Mt Hatcher was our final hurdle. The logistics to fly there were proving difficult. The Otter carries enough fuel to make it from CTAM to Hatcher, and halfway back again. That means we'd need to refuel at one of the several dozen fuel caches scattered around the Trans Antarctic mountains. Pilot John Rees predicted that the Leverett Glacier fuel cache would be the most optimal site to refuel, but weather predictions from the egg-heads back in Charleston, N.C. predicted valley fog and obscured horizon at Leverett for days. The weather was good at CTAM, the weather was good at Hatcher, but the weather was poor where our fuel cache was. We couldn't fly our last mission until the weather was good in all three places. John suggested we use the South Pole as an alternative fueling station. It was a bit more out of the way (about an hour each way), which would cut into our time on the ground anyway, but we really just wanted to confirm or disconfirm whether or not Hatcher moraines were just the usual dolerite and beacon melange. John got the official ok and we were off to the most southerly gas station and convenience store on the planet.
We kidnapped Bija Sass for the day, since she had been working about 16 hours a day for the past 70 or so days in a row. She needed a break, and a long twin otter flight seemed just the ticket.
At the Pole, we had time to get the whole group - John, Mark, Jeff, Tanya, Bija, and myself over to the ceremonial pole marker. It was my second time at the pole, and I had yet to get my "Hero Shot" (photo sans vetements) at the pole. We only had 20 minutes to take a few snaps before the tanks were full and we were off to Hatcher.
When we landed, we realized small crevasses riddled the blue ice. Safely taxiing the otter close to moraine was difficult. We parked in a relatively crevasse-free zone, collected some exquisite chunks of granite, and flew about 10 miles further to the other side of the bluffs, where we found mainly Ferrar and Beacon. There were just enough samples collected to call the day a success, and we were off the deck and airborne as soon as possible, so that John and Braden didn't exceed their duty hours for the day.

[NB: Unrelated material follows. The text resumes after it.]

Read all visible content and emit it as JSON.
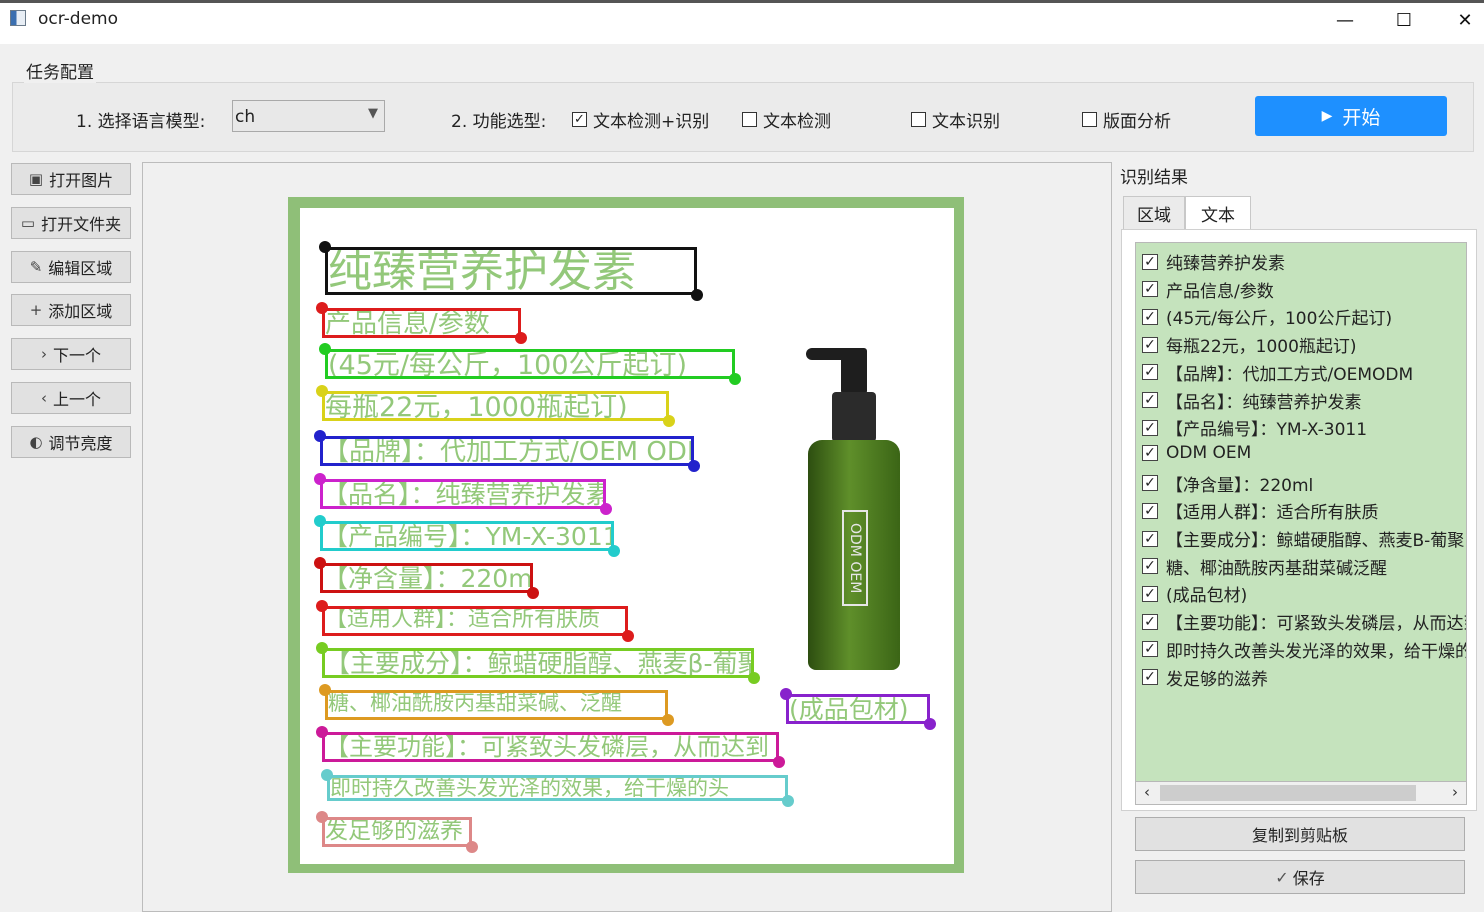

Back to the pole with half a tank of gas, and stomachs on empty. We dined in one of the world's most expensive cafeterias (I shudder at the cost of flying frozen cauliflower and salmon from NZ to the southernmost semi-permanent base on earth), and had real ice cream (South Pole ice cream is way better than McMurdo frosty boy, if anyone is curious) and I ducked out after dinner, stripped down to my birthday suit, and got some hero shot snaps that will probably stay hidden on my hard drive until I attempt to run for president in 2024.
When we arrived back at CTAM at 10:00pm, we all released a collective sigh. The 2010/11 field season was in the bag. John and the crew had their samples, and I had my four scientists safely retured to McMurdo. I only had a couple weeks to vacation in New Zealand and Australia before "winter" would control my life back here in France.